Thus, “carcinogens mutate our DNA and cause cancer” becomes “genetic modification of our food causes cancer”. Even the discredited and retracted study on the association of herbicide-resistant corn and cancer in rats continues to be referenced and disseminated by GMO opponents as scientific proof of the alleged carcinogenic properties of GMOs. With such established fear and distrust of the most commonly cited and controversial application of bioengineering, i.e., herbicide tolerance, how can we enable a new narrative?
Most can agree on the need to achieve food security, safety and sustainability. We can also agree that there will be insufficient arable land and fresh water to feed the growing world’s population. And, that unpredictable weather changes will directly impact and impede harvest. Bioengineering has already saved papaya from viral infection, biofortified rice and plantain, and holds the potential to save cocoa from fungal infection, cassava from viral disease, maize from Fall armyworm, and coffee from climate change. Science is about truth, and truth without transparency is meaningless. Without understanding the empiricism and scientific rigour of peer-review,as well as the testing of the scientific process, misinformation will continue to flourish, sow discord, and breed fear.

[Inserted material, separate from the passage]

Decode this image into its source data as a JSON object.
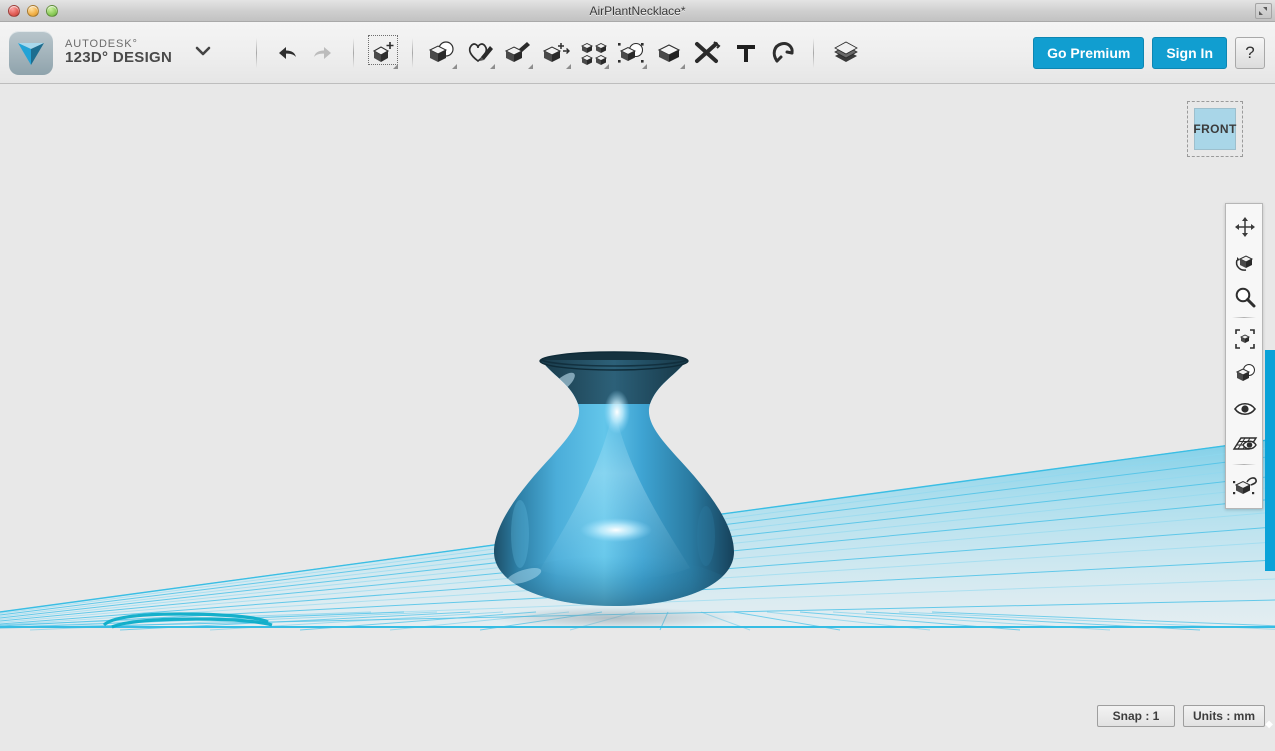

Only if everyone is accurately informed, a formulated coherent, inclusive and productive dialogue can ensue. And, considering that public funding is a major contributor to research, scientists owe it to society to communicate widely. Just as Technology, Entertainment, Design (TED) conference talks are viewed by millions and voluntarily translated into more than a hundred languages, qualified experts could lead such communications efforts.
Regardless of stance, it is crucial for scientists, farmers, regulatory bodies, stakeholders, manufacturers, and most importantly consumers, from developed as well as developing countries, to come to the same table and put personal beliefs aside to devise a global and substantive policy on the creation and consumption of bioedited foods.
Kate M. Creasey is a geneticist and president of the Grow More Foundation, a nonprofit that encourages global dialogue between scientists, society, industry and regulators. Follow the foundation on Twitter @growmorefdn
Sylvia He is a science writer and holds a Ph.D. in virology from Harvard University